TASK DIRECTIONS:
Which lines in the entries below contain the string "entry"? Show each of them in full.

EXERCISE INPUTS:

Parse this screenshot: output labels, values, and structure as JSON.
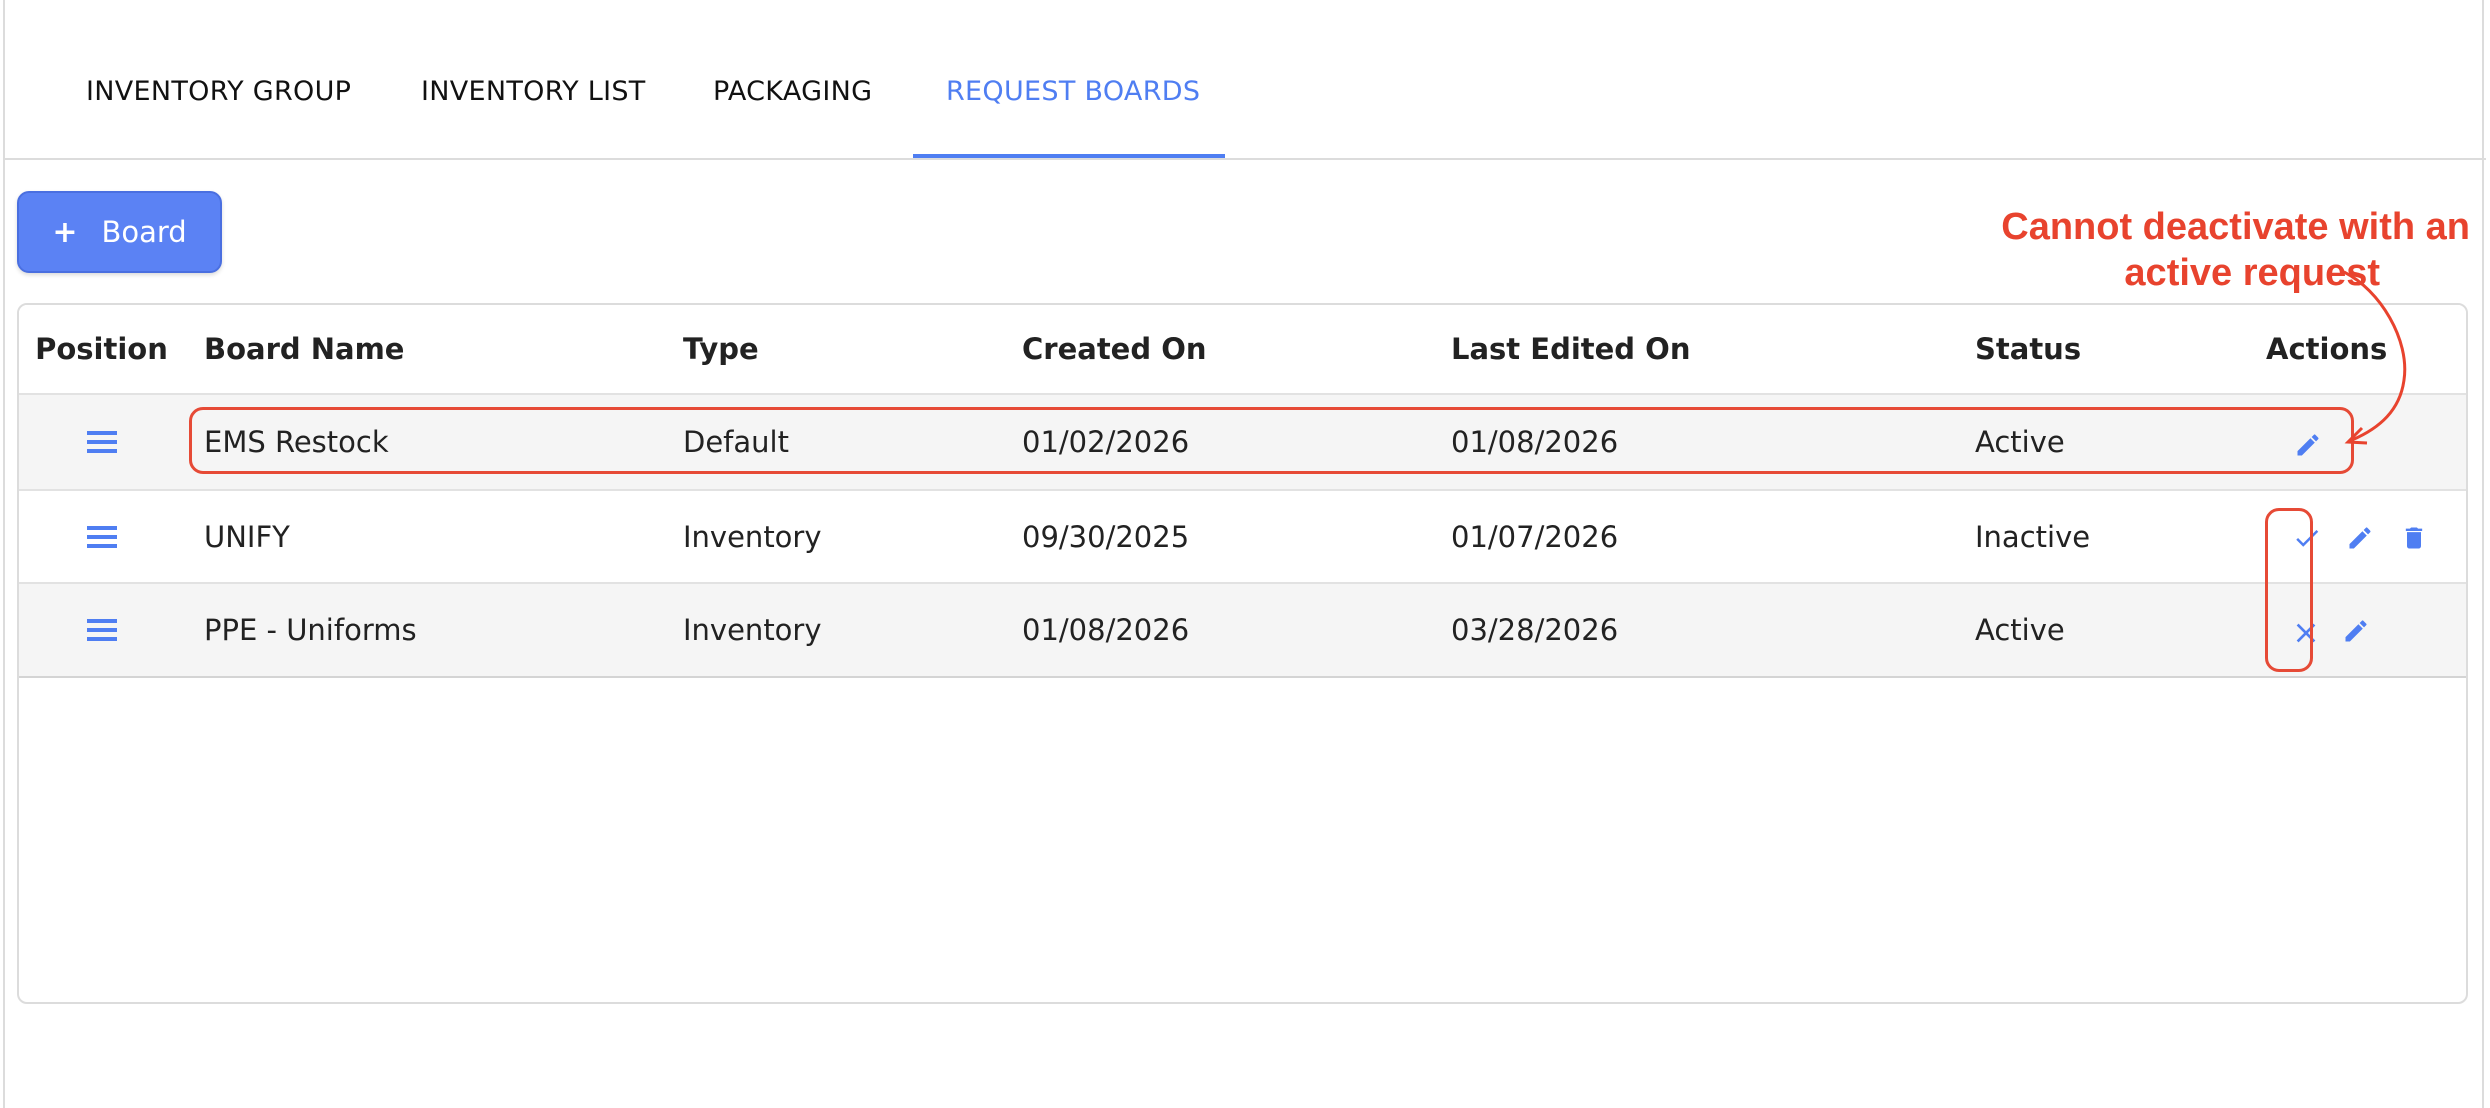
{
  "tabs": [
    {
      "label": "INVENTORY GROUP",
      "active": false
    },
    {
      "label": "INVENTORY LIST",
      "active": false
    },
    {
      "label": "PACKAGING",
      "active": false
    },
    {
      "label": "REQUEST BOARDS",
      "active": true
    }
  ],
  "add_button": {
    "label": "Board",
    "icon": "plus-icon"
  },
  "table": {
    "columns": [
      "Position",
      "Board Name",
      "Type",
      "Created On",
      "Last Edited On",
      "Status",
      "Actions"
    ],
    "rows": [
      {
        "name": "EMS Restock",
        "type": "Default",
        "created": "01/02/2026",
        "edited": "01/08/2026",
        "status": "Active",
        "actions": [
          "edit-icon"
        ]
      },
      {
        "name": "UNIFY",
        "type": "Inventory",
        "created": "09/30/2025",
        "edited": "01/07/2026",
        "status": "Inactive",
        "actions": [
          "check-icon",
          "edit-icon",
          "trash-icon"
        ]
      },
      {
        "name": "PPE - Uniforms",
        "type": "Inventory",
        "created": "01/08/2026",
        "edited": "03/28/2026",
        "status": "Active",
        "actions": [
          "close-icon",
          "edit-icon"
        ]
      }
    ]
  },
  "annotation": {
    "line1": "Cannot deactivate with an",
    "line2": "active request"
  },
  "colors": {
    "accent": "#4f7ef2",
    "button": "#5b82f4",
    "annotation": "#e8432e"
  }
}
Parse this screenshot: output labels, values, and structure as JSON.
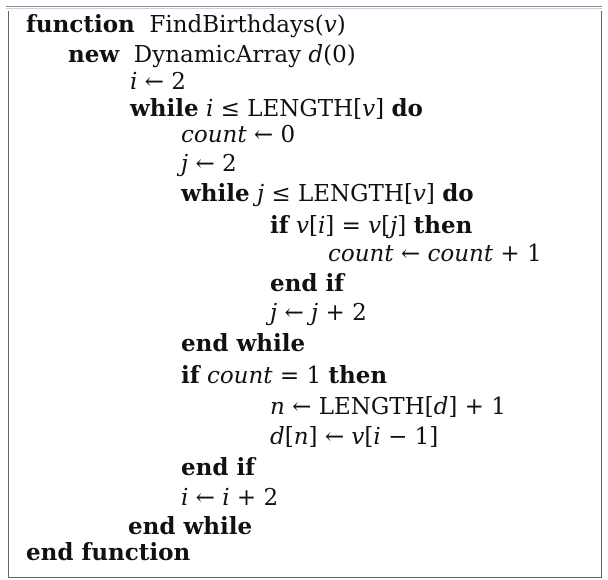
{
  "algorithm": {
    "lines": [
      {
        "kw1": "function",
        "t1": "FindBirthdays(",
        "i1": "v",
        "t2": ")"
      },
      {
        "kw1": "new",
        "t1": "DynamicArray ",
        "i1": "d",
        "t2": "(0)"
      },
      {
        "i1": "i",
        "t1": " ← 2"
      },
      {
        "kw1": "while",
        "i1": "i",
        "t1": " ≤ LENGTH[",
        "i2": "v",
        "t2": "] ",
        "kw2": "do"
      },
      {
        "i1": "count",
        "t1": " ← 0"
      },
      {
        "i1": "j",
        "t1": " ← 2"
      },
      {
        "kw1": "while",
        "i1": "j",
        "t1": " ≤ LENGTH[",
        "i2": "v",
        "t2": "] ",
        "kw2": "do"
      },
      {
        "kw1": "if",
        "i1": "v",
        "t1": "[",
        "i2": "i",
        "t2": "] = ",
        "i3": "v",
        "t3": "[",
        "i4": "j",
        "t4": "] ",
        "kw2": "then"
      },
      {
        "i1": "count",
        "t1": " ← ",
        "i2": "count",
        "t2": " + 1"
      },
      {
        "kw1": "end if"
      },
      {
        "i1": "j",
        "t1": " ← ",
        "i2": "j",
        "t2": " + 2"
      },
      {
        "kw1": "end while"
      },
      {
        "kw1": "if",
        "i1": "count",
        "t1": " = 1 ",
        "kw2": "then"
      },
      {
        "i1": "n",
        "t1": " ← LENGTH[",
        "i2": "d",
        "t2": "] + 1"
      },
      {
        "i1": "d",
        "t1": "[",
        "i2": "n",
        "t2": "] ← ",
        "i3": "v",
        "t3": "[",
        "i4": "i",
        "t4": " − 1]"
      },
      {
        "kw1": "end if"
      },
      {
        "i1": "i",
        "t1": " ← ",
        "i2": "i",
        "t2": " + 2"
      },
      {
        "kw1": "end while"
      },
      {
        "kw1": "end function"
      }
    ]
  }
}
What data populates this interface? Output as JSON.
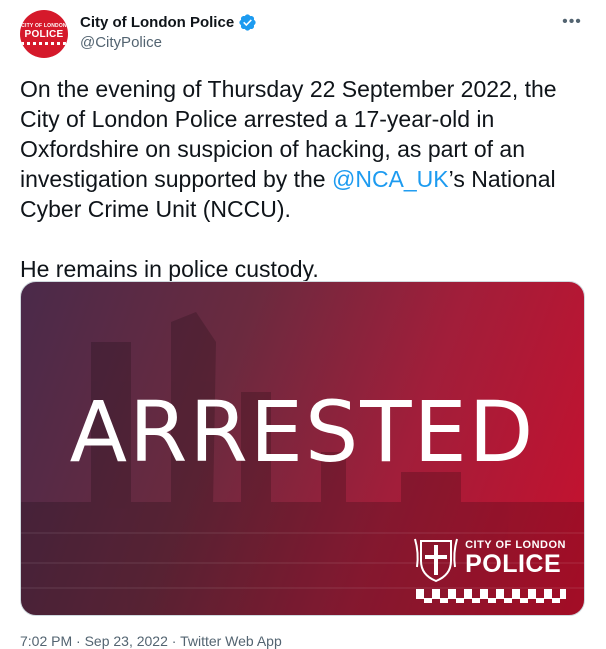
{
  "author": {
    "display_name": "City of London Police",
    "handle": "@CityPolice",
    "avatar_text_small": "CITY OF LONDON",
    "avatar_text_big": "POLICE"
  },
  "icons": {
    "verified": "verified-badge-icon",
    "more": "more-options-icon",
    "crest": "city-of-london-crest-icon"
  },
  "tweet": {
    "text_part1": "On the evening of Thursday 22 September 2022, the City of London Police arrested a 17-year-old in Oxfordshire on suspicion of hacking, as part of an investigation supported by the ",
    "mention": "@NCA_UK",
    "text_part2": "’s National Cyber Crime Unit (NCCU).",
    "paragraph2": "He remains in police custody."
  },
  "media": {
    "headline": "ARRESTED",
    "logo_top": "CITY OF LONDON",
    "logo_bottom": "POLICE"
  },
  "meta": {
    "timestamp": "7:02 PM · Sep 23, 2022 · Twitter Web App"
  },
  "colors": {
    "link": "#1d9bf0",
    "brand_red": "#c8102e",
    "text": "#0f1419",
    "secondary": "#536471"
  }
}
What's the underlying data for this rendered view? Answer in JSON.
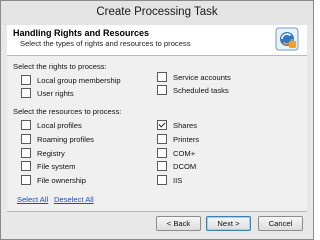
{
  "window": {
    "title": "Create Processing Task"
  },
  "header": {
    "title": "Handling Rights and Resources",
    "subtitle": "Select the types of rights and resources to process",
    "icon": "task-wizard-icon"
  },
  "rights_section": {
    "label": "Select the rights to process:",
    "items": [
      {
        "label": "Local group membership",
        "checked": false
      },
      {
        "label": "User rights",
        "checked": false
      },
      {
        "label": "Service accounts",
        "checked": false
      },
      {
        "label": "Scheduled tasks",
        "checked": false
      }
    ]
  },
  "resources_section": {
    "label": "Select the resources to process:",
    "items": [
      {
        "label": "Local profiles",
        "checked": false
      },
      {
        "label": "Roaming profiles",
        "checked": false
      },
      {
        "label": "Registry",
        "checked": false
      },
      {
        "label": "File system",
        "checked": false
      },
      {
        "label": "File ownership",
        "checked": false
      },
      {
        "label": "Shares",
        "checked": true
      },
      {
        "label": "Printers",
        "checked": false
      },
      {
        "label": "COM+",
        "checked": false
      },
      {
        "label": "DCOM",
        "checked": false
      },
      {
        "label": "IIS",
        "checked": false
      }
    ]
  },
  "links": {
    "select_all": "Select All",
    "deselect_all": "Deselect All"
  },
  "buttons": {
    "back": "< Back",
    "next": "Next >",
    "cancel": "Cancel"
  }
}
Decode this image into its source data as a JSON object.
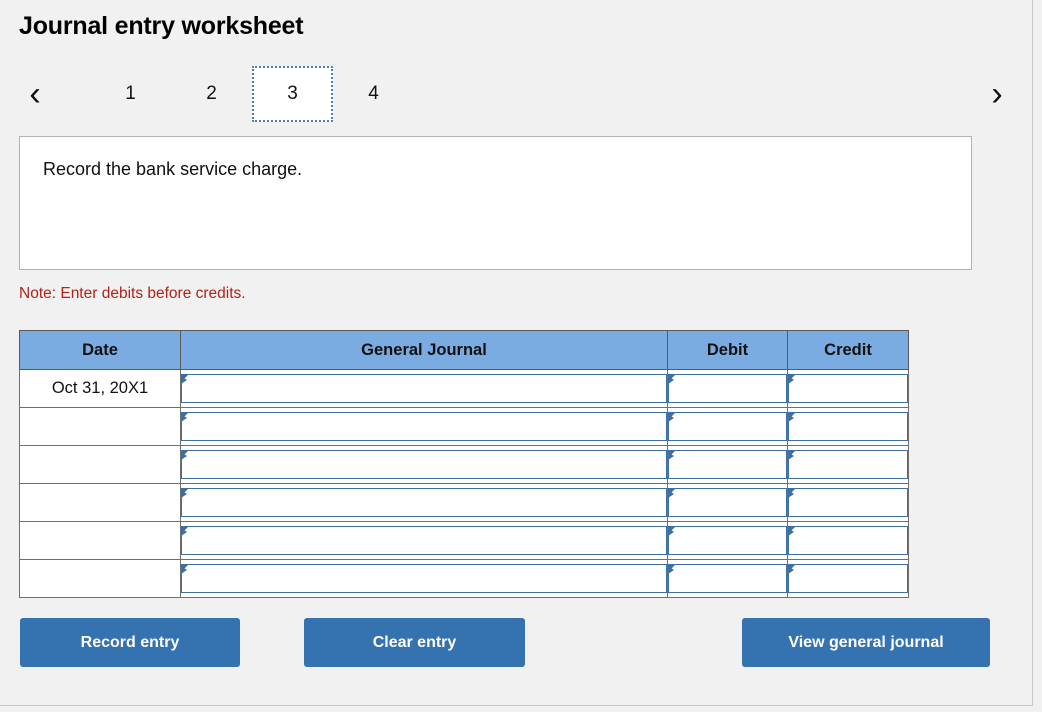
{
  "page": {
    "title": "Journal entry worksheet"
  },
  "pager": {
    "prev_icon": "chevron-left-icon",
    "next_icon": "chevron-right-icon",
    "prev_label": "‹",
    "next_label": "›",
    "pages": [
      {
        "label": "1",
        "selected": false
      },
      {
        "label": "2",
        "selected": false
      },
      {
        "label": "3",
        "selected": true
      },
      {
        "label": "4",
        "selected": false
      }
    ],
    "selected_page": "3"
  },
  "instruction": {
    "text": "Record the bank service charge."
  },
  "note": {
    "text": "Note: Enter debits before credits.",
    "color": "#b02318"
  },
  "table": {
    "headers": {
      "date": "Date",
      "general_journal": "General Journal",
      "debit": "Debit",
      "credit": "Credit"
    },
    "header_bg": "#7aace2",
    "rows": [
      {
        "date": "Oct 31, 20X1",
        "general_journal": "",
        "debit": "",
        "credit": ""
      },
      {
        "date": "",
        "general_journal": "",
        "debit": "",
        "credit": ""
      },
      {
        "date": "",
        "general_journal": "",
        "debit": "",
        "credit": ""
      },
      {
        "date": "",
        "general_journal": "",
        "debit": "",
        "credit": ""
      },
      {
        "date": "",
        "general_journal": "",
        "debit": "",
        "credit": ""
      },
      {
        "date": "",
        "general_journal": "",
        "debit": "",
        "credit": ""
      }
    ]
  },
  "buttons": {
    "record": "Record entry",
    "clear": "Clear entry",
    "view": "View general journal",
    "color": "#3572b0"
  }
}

FINISHED TASK:
    "title": "Journal entry worksheet"
    "record": "Record entry",
    "clear": "Clear entry",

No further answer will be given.